■ Source data ■
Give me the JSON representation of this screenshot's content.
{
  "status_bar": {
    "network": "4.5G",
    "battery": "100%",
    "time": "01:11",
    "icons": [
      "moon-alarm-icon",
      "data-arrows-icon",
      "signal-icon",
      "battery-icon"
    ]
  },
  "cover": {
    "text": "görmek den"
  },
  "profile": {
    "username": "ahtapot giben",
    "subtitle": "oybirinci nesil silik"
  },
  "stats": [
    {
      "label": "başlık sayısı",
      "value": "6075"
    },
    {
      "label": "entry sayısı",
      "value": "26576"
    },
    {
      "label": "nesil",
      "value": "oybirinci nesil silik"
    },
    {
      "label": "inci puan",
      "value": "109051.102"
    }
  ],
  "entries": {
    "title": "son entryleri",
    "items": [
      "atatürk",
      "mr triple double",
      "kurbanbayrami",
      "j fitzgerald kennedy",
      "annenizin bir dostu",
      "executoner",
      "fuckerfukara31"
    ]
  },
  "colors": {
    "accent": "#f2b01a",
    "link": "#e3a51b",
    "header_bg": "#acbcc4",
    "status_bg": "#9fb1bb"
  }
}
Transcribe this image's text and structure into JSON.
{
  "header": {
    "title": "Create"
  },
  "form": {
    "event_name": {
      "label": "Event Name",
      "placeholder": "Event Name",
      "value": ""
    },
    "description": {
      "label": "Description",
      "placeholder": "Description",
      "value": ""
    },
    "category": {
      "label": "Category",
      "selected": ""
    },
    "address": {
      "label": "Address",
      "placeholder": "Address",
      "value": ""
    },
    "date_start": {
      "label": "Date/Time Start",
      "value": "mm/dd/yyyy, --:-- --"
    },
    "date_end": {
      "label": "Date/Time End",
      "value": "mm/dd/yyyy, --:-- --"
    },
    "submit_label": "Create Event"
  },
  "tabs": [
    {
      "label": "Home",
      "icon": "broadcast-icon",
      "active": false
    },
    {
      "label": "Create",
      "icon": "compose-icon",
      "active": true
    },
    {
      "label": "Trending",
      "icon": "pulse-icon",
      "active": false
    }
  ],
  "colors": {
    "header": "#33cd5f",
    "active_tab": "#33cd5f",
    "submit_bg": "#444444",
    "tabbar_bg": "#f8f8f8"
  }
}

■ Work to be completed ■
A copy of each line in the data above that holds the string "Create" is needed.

■ Exercise output ■
    "title": "Create"
    "submit_label": "Create Event"
      "label": "Create",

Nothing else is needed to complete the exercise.